Think about this: with the national average cost in 2014 for a semi-private room in a nursing facility being $77,380 according to Genworth, what investment do you have that is ready to cover that? Before answering, realize that the gain you take from it will be used against you when your health is on the line.
#5 – Let’s get Filial…Filial
I wanna get filial, so listen to the Jester talk… Now that you have been brought up to speed on health care costs and Long-Term Care, there is one other factoid floating out there that the “Fool” neglected to mention whilst pontificating about what is best for you and your money: the debt you rack up from health care and LTC expenses can and will be passed onto your children.
Twenty-nine states in the US have designed Filial Laws that “impose a duty upon third parties, usually (but not always) adult children for the support of their impoverished parents or other relatives”. In plain-speak: the children of the parents who owe a debt can be possibly stuck with a bill later on for it. Sound impossible? Sorry, it ain’t impossible.
The Washington Post cracked a story in mid-2014 about how the US Treasury was collecting decade-old debts from children whose parents owed the government. At the time, the US Treasury collected about $424 million in debts in just under 3 years. Nice work, if you can get it.
Other financial publications have been covering the stories of John Pittas from Pennsylvania, who was held responsible for paying his mother’s $93,000 nursing home bill, and Elden Linderkamp from North Dakota, who was held responsible for paying his parents’ $104,276.62 nursing facility bill when they passed away.
So as you can see there appears to be a penalty or some form of punishment for not planning for LTC and then possibly needing it in the future and again, one of the best options to funding for this problem of LTC – an Annuity, but just don’t tell those “Fools”.
These are just five simple reasons why someone may want to look at implementing an Annuity into their retirement portfolio. But are there really any other financial instruments that can provide guaranteed income that will not be used against you, while helping to control health costs, possibly mitigating your tax hit and saving a greater portion of your Social Security benefit?

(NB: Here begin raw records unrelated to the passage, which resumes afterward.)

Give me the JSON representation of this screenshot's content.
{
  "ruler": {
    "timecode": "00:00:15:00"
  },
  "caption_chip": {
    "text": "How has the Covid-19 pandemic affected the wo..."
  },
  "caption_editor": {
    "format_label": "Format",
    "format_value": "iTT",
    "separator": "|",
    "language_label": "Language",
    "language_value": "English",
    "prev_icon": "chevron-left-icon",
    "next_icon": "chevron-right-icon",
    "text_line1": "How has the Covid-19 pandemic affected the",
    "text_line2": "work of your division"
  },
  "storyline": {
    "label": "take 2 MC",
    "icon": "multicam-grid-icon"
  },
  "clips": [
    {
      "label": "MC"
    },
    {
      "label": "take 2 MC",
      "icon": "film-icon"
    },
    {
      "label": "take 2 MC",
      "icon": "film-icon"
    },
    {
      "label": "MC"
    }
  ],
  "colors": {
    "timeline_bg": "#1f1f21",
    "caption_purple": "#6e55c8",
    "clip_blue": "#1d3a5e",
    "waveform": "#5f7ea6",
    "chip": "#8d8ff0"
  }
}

Maybe only a “Fool” would know, but even that would seem very, very doubtful.